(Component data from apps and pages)

# # #

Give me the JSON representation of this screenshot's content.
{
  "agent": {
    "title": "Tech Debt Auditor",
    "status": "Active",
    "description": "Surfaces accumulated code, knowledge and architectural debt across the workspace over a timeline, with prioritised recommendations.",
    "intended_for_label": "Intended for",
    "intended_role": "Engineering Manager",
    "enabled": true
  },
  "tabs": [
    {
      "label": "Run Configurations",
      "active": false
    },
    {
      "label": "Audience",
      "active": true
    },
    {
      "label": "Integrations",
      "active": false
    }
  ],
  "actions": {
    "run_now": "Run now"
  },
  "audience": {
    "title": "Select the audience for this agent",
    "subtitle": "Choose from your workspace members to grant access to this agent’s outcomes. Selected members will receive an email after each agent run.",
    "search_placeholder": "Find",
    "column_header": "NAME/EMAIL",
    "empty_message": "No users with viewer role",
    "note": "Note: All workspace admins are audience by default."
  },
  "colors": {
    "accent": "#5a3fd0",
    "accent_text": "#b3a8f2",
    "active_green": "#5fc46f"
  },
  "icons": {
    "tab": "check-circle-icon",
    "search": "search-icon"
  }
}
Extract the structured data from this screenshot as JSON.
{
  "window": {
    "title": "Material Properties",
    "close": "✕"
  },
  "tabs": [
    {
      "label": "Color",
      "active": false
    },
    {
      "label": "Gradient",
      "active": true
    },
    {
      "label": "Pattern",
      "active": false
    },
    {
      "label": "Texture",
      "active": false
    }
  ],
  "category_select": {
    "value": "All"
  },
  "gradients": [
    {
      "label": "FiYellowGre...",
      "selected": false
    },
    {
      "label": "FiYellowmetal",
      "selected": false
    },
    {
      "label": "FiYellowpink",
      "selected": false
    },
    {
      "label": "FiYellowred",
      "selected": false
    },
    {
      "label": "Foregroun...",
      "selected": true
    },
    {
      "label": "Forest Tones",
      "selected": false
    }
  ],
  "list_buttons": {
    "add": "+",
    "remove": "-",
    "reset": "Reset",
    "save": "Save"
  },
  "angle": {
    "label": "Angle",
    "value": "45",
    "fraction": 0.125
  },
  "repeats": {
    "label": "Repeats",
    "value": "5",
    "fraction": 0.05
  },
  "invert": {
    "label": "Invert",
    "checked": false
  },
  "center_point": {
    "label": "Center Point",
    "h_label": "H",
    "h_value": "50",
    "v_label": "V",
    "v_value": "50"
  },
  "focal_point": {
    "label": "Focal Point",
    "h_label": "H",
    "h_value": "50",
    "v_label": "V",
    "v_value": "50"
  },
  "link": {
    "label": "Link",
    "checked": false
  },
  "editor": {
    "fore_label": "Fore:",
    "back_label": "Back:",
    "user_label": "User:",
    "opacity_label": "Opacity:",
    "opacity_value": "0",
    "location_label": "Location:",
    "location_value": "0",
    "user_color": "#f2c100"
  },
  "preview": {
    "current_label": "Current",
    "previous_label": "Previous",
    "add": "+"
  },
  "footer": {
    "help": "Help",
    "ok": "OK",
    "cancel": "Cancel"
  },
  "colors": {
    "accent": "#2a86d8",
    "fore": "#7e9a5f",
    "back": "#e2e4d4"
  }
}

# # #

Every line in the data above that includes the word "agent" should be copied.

_Written response_.
  "agent": {
    "title": "Select the audience for this agent",
    "subtitle": "Choose from your workspace members to grant access to this agent’s outcomes. Selected members will receive an email after each agent run.",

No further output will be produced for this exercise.